Recorded data:

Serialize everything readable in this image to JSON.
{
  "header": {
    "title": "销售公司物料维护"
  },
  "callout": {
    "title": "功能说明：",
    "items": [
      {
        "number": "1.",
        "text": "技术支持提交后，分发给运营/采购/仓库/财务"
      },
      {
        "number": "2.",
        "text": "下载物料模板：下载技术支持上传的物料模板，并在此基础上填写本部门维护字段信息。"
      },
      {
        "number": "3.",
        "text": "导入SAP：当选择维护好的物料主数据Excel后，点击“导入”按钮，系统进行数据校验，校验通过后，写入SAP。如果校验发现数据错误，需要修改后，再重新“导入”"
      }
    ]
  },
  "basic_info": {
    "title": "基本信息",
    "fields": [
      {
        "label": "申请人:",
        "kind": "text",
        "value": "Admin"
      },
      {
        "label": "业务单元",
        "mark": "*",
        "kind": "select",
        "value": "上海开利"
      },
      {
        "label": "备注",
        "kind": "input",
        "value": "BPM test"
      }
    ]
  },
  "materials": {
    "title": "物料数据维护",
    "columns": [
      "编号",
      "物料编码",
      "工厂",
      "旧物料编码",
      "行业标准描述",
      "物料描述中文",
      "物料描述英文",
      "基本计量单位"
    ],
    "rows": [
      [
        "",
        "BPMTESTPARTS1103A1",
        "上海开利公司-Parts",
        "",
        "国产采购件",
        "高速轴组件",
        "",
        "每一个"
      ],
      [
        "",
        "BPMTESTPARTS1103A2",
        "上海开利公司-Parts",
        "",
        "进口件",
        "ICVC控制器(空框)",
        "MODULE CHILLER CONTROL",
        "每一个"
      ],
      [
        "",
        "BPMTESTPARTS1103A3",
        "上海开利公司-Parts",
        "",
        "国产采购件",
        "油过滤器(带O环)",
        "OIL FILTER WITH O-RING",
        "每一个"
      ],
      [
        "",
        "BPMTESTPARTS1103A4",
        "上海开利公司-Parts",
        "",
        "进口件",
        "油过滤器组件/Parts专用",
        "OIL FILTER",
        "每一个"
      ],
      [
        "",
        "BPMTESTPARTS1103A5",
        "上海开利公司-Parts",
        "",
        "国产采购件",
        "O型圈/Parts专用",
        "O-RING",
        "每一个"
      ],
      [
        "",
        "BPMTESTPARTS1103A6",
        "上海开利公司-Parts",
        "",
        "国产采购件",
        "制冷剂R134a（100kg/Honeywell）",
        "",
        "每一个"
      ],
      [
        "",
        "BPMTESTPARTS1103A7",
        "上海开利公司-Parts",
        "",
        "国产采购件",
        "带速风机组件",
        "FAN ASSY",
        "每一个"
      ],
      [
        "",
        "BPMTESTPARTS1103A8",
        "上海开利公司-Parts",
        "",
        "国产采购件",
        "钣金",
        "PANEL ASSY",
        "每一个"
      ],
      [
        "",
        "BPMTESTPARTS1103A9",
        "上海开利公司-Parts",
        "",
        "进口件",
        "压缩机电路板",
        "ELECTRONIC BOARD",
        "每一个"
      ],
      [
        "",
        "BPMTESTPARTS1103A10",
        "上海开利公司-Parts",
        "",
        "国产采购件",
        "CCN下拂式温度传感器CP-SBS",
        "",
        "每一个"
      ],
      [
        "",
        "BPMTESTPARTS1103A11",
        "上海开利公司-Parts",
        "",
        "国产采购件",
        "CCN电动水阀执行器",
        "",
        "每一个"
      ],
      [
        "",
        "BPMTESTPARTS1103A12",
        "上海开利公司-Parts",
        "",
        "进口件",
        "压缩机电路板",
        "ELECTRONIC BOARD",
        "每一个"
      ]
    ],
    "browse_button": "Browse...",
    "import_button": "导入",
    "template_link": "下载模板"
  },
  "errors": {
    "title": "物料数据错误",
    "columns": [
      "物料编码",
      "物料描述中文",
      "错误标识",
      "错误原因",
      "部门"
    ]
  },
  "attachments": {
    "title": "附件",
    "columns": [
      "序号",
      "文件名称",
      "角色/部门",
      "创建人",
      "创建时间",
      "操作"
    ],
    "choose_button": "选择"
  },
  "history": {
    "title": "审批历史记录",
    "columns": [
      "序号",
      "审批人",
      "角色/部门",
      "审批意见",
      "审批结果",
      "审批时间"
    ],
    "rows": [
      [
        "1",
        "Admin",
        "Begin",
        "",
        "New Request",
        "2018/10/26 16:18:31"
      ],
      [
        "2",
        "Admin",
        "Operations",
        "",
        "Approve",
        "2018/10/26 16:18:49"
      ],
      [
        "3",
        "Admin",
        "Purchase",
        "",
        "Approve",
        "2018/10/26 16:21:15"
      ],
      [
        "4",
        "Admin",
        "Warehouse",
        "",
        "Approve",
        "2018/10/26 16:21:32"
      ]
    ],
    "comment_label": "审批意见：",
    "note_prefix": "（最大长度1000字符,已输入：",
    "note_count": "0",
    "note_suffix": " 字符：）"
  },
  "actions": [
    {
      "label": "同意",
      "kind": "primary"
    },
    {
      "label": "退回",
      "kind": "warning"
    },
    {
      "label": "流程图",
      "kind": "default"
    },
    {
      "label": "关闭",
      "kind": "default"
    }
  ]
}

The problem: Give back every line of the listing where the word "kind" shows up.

Answer below:
        "kind": "text",
        "kind": "select",
        "kind": "input",
      "kind": "primary"
      "kind": "warning"
      "kind": "default"
      "kind": "default"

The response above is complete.